Now, as amazing as the day was, the night was something else entirely. We have an (admittedly stupid) tradition of going to a Chinese restaurant (ala A Christmas Story) for Christmas dinner. It is a tradition that has lasted longer than our marriage has. It started when we were engaged. Anyway, my kids are not adventurous eaters. To be fair, their exposure to any food was relatively limited when we met them (they were the size of toddlers at 8 and 9 years old. It was a problem). Thinking we would just (foolishly) insert them into our normal Christmas tradition was not our best move. Our oldest boy does not like seafood at all. My husband’s favorite food is seafood. So, at the Chinese buffet, my husband predictably filled a plate with shrimp. My oldest boy began to make gagging noises and would not stop. 

Now, we did several things very wrong. We over-sugared the kids all day long. We allowed them to wake up earlier than usual, and we kept them out past bedtime. We didn’t warn them about the food choices at the buffet.
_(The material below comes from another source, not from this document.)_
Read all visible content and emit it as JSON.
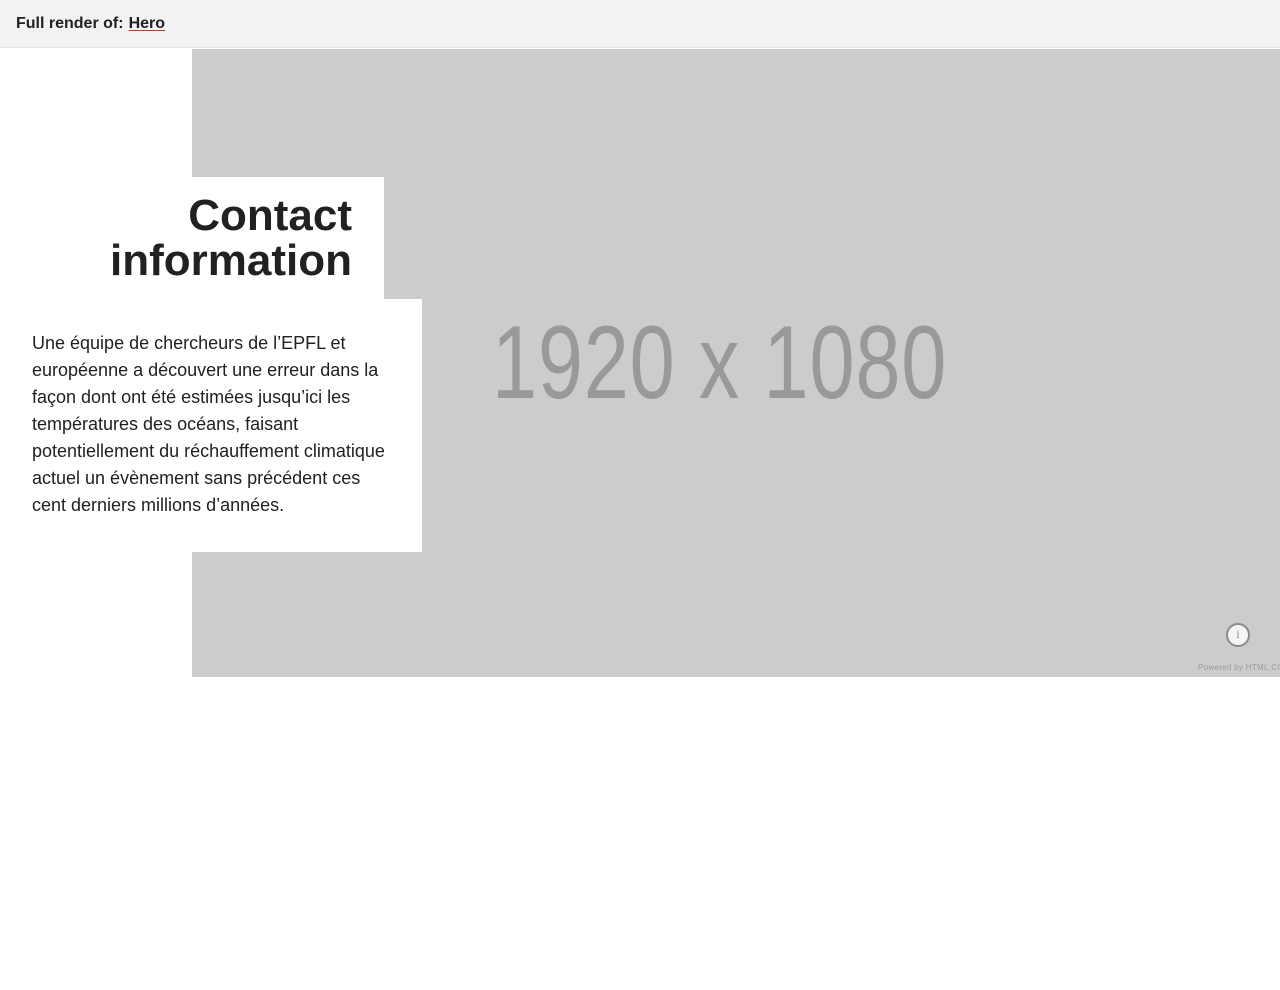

And, well, it was their first Christmas away from biological parents, so it was pretty different and upsetting for them. It was unfair to just assume they’d want to do our stuff like it was no big deal that they were spending a major holiday away from familiar people. So, what came next was predictable in hindsight, but it was also upsetting at the time. 

Having grown very tired of hearing our oldest make gagging sounds, I dressed him down about appropriate behavior and how it was rude to act out when we had spent the whole day trying to make him happy. Couldn’t he just stop being rude for a minute? I am ashamed of the whisper shout across the table that I spewed—exhausted and overwhelmed before I stormed off to the bathroom. 
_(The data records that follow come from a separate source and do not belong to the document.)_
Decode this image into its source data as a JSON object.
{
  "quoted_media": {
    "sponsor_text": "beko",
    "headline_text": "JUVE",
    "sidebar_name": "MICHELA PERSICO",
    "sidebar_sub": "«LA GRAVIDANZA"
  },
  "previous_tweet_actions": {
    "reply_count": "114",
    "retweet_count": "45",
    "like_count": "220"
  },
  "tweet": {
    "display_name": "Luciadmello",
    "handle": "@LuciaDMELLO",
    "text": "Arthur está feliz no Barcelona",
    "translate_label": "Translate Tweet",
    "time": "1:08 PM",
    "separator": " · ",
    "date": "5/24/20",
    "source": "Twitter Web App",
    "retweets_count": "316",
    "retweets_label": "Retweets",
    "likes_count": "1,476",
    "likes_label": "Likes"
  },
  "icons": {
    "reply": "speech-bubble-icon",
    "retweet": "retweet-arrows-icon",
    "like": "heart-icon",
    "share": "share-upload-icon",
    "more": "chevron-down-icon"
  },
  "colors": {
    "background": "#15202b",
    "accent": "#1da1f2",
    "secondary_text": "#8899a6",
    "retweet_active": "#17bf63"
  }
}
I took a few minutes to calm down, went back out, apologized, and finished my meal. Our boy didn’t really talk the rest of the night. I am so ashamed of how hard I was on him. It was not his fault. He was a child and I was an adult with expectations set way too high. I’ve learned since then, but man, I wish I got a redo on that evening. 
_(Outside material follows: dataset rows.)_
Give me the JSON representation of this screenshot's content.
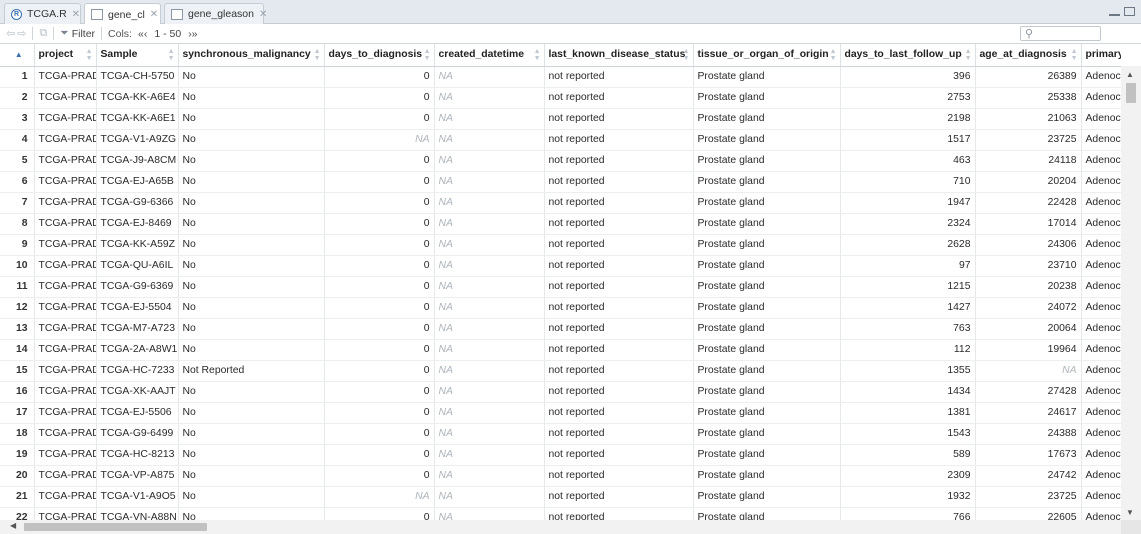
{
  "tabs": [
    {
      "label": "TCGA.R",
      "icon": "r-file-icon",
      "active": false
    },
    {
      "label": "gene_cl",
      "icon": "data-grid-icon",
      "active": true
    },
    {
      "label": "gene_gleason",
      "icon": "data-grid-icon",
      "active": false
    }
  ],
  "toolbar": {
    "filter_label": "Filter",
    "cols_label": "Cols:",
    "prev_cols": "«‹",
    "col_range": "1 - 50",
    "next_cols": "›»"
  },
  "columns": [
    "project",
    "Sample",
    "synchronous_malignancy",
    "days_to_diagnosis",
    "created_datetime",
    "last_known_disease_status",
    "tissue_or_organ_of_origin",
    "days_to_last_follow_up",
    "age_at_diagnosis",
    "primary_dia"
  ],
  "rows": [
    [
      "1",
      "TCGA-PRAD",
      "TCGA-CH-5750",
      "No",
      "0",
      "NA",
      "not reported",
      "Prostate gland",
      "396",
      "26389",
      "Adenoc"
    ],
    [
      "2",
      "TCGA-PRAD",
      "TCGA-KK-A6E4",
      "No",
      "0",
      "NA",
      "not reported",
      "Prostate gland",
      "2753",
      "25338",
      "Adenoc"
    ],
    [
      "3",
      "TCGA-PRAD",
      "TCGA-KK-A6E1",
      "No",
      "0",
      "NA",
      "not reported",
      "Prostate gland",
      "2198",
      "21063",
      "Adenoc"
    ],
    [
      "4",
      "TCGA-PRAD",
      "TCGA-V1-A9ZG",
      "No",
      "NA",
      "NA",
      "not reported",
      "Prostate gland",
      "1517",
      "23725",
      "Adenoc"
    ],
    [
      "5",
      "TCGA-PRAD",
      "TCGA-J9-A8CM",
      "No",
      "0",
      "NA",
      "not reported",
      "Prostate gland",
      "463",
      "24118",
      "Adenoc"
    ],
    [
      "6",
      "TCGA-PRAD",
      "TCGA-EJ-A65B",
      "No",
      "0",
      "NA",
      "not reported",
      "Prostate gland",
      "710",
      "20204",
      "Adenoc"
    ],
    [
      "7",
      "TCGA-PRAD",
      "TCGA-G9-6366",
      "No",
      "0",
      "NA",
      "not reported",
      "Prostate gland",
      "1947",
      "22428",
      "Adenoc"
    ],
    [
      "8",
      "TCGA-PRAD",
      "TCGA-EJ-8469",
      "No",
      "0",
      "NA",
      "not reported",
      "Prostate gland",
      "2324",
      "17014",
      "Adenoc"
    ],
    [
      "9",
      "TCGA-PRAD",
      "TCGA-KK-A59Z",
      "No",
      "0",
      "NA",
      "not reported",
      "Prostate gland",
      "2628",
      "24306",
      "Adenoc"
    ],
    [
      "10",
      "TCGA-PRAD",
      "TCGA-QU-A6IL",
      "No",
      "0",
      "NA",
      "not reported",
      "Prostate gland",
      "97",
      "23710",
      "Adenoc"
    ],
    [
      "11",
      "TCGA-PRAD",
      "TCGA-G9-6369",
      "No",
      "0",
      "NA",
      "not reported",
      "Prostate gland",
      "1215",
      "20238",
      "Adenoc"
    ],
    [
      "12",
      "TCGA-PRAD",
      "TCGA-EJ-5504",
      "No",
      "0",
      "NA",
      "not reported",
      "Prostate gland",
      "1427",
      "24072",
      "Adenoc"
    ],
    [
      "13",
      "TCGA-PRAD",
      "TCGA-M7-A723",
      "No",
      "0",
      "NA",
      "not reported",
      "Prostate gland",
      "763",
      "20064",
      "Adenoc"
    ],
    [
      "14",
      "TCGA-PRAD",
      "TCGA-2A-A8W1",
      "No",
      "0",
      "NA",
      "not reported",
      "Prostate gland",
      "112",
      "19964",
      "Adenoc"
    ],
    [
      "15",
      "TCGA-PRAD",
      "TCGA-HC-7233",
      "Not Reported",
      "0",
      "NA",
      "not reported",
      "Prostate gland",
      "1355",
      "NA",
      "Adenoc"
    ],
    [
      "16",
      "TCGA-PRAD",
      "TCGA-XK-AAJT",
      "No",
      "0",
      "NA",
      "not reported",
      "Prostate gland",
      "1434",
      "27428",
      "Adenoc"
    ],
    [
      "17",
      "TCGA-PRAD",
      "TCGA-EJ-5506",
      "No",
      "0",
      "NA",
      "not reported",
      "Prostate gland",
      "1381",
      "24617",
      "Adenoc"
    ],
    [
      "18",
      "TCGA-PRAD",
      "TCGA-G9-6499",
      "No",
      "0",
      "NA",
      "not reported",
      "Prostate gland",
      "1543",
      "24388",
      "Adenoc"
    ],
    [
      "19",
      "TCGA-PRAD",
      "TCGA-HC-8213",
      "No",
      "0",
      "NA",
      "not reported",
      "Prostate gland",
      "589",
      "17673",
      "Adenoc"
    ],
    [
      "20",
      "TCGA-PRAD",
      "TCGA-VP-A875",
      "No",
      "0",
      "NA",
      "not reported",
      "Prostate gland",
      "2309",
      "24742",
      "Adenoc"
    ],
    [
      "21",
      "TCGA-PRAD",
      "TCGA-V1-A9O5",
      "No",
      "NA",
      "NA",
      "not reported",
      "Prostate gland",
      "1932",
      "23725",
      "Adenoc"
    ],
    [
      "22",
      "TCGA-PRAD",
      "TCGA-VN-A88N",
      "No",
      "0",
      "NA",
      "not reported",
      "Prostate gland",
      "766",
      "22605",
      "Adenoc"
    ]
  ]
}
The rest of the night progressed normally. Bedtime went fine. It wouldn’t be for another few days before I sat down and cried over what was actually wrong. I had daydreamed about that day for so long that anything that didn’t fit in my picture-perfect daydream made it “wrong.” I knew better. I know better. But that didn’t keep me from mourning my perfect first Christmas as a mom. I have been indescribably blessed to get to try again year after year to make good memories with my kids this time of year. I’m coming to realize how limited the number of those is getting. They used to seem infinite. My older boys are teens now and I get only three or four more years before they will be off at college and doing their own thing or bringing a friend or significant other along. I wonder what they’ll remember and what they will feel is essential to make Christmas feel Christmasy. I hope, that above all else, they want to be with family. That they want to read the story of Jesus, sing Christmas carols, drink hot cocoa, and eat cinnamon rolls. I hope they remember their first Christmas with fondness as the years fuzz the edges of the memory. I hope they understand just how much they mean to me. I, for one, am so grateful for every Christmas we get to have as a family.

Christina Gochnauer

Christina Gochnauer is a foster and adoptive mom of 5. She has a bachelor's degree of Psychology from Letourneau University. She currently resides in Texas with husband of 16 years, her children ages 3, 3.5, 4.5, 11, and 12, and her three dogs. She is passionate about using her voice to speak out for children from "hard places" in her church and community.